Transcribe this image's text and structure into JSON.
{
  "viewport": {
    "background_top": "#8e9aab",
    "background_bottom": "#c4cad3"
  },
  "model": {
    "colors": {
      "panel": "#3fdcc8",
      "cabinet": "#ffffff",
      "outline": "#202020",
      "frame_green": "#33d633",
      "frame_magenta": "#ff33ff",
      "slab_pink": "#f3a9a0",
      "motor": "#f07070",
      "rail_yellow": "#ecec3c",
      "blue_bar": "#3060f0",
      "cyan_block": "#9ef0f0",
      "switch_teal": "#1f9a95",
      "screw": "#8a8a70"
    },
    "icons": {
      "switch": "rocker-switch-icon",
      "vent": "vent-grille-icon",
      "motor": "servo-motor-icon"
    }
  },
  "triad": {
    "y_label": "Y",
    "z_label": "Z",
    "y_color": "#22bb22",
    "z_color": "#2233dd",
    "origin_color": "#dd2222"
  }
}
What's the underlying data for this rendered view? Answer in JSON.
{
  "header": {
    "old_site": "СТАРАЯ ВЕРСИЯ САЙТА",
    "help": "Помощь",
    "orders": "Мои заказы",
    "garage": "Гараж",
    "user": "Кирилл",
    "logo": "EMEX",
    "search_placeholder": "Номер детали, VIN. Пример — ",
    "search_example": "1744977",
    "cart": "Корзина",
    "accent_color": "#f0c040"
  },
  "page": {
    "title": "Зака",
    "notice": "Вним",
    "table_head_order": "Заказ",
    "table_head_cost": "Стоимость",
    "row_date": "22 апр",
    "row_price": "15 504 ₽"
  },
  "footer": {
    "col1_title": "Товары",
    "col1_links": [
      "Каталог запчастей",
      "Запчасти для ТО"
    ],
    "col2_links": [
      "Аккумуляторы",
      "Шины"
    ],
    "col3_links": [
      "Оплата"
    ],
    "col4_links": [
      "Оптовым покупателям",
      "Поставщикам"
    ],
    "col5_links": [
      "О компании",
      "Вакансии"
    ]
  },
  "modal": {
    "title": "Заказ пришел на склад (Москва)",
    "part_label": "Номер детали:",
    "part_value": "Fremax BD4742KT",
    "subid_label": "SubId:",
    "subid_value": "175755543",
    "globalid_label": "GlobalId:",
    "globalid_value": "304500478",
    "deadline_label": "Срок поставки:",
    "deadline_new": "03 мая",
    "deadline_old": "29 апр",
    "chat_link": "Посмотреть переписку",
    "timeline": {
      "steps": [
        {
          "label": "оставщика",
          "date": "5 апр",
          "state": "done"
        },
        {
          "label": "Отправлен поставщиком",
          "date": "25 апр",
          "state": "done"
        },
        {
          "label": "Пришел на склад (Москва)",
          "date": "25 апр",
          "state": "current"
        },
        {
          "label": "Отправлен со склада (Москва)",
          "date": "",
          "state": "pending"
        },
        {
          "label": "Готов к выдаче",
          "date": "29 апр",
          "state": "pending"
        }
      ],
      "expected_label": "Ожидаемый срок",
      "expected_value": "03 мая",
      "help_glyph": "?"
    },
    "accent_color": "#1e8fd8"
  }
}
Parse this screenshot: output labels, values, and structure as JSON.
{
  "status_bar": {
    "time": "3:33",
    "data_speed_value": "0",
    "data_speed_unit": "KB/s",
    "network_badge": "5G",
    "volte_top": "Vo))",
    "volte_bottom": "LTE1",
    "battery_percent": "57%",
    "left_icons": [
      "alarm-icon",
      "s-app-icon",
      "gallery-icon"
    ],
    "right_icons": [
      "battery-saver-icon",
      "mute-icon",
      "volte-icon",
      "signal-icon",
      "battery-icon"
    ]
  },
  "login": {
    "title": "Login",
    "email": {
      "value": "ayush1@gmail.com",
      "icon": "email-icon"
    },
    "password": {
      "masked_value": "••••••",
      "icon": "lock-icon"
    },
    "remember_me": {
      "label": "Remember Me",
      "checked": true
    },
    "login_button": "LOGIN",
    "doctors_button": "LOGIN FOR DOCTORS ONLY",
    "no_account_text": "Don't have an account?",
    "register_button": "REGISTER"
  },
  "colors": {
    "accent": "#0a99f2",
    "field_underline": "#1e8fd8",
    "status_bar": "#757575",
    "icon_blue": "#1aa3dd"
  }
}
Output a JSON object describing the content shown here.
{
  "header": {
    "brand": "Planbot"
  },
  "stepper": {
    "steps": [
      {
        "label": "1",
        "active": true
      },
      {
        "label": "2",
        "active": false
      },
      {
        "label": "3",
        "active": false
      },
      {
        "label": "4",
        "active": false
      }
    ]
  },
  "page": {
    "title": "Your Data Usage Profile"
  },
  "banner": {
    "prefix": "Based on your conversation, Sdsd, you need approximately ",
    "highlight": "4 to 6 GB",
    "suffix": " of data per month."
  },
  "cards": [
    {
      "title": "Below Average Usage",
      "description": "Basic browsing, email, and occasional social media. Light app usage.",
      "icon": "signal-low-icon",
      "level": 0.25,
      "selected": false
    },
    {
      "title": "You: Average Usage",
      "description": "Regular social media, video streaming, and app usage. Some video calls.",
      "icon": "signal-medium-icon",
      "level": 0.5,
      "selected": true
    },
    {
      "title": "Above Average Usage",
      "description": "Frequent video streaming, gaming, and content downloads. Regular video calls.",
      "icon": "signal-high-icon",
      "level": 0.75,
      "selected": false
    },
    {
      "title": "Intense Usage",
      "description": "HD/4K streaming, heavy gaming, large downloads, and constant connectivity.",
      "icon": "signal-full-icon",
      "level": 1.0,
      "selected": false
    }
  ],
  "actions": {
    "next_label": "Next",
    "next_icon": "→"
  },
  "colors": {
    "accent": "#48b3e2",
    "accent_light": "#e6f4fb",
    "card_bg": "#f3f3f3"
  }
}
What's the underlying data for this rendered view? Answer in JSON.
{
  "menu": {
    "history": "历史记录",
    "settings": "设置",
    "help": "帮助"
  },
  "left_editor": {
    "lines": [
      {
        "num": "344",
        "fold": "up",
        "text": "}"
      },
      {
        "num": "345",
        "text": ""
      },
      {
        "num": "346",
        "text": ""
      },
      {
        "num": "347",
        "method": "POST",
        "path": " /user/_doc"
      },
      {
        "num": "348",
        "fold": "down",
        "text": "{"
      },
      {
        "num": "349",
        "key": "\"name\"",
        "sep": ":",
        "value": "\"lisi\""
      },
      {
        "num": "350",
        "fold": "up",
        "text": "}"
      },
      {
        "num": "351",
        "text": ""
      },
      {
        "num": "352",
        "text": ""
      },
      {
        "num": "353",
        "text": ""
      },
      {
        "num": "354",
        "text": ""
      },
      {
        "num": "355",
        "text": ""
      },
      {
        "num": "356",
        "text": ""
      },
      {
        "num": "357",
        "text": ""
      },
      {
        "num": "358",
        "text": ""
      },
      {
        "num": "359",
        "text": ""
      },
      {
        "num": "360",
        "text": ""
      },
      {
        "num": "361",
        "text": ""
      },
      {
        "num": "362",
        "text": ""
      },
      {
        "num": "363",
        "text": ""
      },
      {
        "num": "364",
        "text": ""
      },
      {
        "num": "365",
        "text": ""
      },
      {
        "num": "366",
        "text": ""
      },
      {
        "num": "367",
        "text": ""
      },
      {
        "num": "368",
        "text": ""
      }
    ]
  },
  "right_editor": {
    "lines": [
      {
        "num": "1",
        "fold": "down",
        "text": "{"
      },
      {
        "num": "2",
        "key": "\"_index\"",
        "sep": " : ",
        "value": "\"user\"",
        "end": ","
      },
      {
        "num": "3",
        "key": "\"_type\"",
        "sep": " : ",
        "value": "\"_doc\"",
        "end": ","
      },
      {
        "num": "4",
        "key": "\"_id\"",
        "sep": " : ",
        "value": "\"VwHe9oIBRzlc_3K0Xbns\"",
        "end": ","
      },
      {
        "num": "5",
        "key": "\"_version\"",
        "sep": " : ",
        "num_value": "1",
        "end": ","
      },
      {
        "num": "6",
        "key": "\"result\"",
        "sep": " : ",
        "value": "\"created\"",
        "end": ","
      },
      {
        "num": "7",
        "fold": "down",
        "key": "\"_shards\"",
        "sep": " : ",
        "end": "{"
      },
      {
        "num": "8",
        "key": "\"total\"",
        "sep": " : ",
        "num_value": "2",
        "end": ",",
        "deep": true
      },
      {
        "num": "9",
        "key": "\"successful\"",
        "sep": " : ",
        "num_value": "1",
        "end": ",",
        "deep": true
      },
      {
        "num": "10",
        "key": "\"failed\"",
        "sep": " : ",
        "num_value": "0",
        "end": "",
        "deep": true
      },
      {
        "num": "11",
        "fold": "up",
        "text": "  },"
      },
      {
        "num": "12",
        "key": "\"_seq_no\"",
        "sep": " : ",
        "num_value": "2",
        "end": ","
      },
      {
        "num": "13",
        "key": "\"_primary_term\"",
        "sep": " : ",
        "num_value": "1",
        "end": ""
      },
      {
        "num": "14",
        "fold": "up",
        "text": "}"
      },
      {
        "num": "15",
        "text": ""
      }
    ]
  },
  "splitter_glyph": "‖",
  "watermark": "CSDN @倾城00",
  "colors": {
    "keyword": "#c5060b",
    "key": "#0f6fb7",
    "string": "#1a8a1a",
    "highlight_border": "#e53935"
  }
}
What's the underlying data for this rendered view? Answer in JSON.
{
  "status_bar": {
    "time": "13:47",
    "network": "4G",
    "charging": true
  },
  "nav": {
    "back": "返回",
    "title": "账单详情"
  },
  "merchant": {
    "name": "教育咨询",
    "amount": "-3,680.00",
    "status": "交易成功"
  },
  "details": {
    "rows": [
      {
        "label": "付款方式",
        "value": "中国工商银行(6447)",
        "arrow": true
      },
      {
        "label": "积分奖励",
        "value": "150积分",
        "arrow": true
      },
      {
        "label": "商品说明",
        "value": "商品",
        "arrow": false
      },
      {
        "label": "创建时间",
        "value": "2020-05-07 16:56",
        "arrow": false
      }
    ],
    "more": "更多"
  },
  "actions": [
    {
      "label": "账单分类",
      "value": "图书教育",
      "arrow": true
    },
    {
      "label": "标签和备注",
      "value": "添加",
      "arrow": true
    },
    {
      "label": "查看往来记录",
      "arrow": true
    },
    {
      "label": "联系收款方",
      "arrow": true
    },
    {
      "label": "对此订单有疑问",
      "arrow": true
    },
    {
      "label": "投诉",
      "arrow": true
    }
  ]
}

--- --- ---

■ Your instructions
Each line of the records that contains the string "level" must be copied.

■ Reply to the task
      "level": 0.25,
      "level": 0.5,
      "level": 0.75,
      "level": 1.0,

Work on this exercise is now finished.